Preventing Occupational Heat Exposure (Cont’d)
Personal Protective Equipment
Workers should be aware that use of certain personal protective equipment (e.g., certain types of respirators and impermeable clothing) can increase the risk of heat-related illness.
In some situations, special cooling devices can protect workers in hot environments:
- In some workplaces, insulated gloves, insulated suits or reflective clothing may be needed.
- Thermally conditioned clothing might be used for extremely hot conditions; for example:
- A garment with a self-contained air conditioner in a backpack.
- A garment with a compressed air source that feeds cool air through a vortex tube.
- A plastic jacket whose pockets can be filled with dry ice or contains ice (ice vest).
Extreme Heat Alerts
OSHA has partnered with the National Oceanic and Atmospheric Administration (NOAA) onweather service alerts. NOAA’s alerts are based on a “heat index” that indicates how hot it really feels when relative humidity is factored with the actual air temperature. This information can help workers and employers take precautions in a timely way to prevent heat-related illness.
Workers and supervisors should be trained about the hazards of heat exposure and their prevention. Topics should include:
- Risk factors for heat-related illness.
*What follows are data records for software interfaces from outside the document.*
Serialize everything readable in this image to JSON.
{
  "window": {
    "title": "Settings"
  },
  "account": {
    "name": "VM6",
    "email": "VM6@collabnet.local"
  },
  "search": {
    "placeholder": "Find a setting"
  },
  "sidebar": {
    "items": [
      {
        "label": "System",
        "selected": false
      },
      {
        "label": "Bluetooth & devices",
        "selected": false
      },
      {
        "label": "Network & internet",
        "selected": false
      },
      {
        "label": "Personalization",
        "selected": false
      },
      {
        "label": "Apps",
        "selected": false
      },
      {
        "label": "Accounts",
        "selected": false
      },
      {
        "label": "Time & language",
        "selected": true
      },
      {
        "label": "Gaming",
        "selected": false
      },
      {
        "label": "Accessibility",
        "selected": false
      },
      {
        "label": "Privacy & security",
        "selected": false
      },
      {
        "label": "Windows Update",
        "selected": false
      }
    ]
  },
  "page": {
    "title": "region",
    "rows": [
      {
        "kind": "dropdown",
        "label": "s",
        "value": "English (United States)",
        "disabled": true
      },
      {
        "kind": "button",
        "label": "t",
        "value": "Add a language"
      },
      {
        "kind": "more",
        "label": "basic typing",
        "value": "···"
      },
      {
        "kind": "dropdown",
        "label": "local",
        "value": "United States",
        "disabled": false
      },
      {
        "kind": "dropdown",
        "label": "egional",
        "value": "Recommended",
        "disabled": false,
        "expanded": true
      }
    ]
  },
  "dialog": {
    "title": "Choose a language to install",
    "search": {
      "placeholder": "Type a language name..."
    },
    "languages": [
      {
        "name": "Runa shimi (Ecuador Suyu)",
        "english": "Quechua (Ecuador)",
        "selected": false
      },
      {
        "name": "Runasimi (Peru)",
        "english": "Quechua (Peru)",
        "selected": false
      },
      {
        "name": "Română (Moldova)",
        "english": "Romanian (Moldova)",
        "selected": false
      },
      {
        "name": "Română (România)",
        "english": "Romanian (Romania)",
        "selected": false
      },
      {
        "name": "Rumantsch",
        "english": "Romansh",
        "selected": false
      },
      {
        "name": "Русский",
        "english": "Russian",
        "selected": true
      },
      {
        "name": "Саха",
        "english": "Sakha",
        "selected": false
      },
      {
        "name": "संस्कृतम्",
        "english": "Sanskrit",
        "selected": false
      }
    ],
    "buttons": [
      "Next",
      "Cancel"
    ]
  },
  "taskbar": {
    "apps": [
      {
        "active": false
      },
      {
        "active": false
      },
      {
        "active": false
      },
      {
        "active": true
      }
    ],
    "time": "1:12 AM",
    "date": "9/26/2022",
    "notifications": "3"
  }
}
- Different types of heat-related illness, including how to recognize common signs and symptoms.
- Heat-related illness prevention procedures.
- Importance of drinking small quantities of water often.
- Importance of acclimatization, how it is developed, and how your worksite procedures address it.
- Importance of immediately reporting signs or symptoms of heat-related illness to the supervisor.
- Procedures for responding to possible heat-related illness.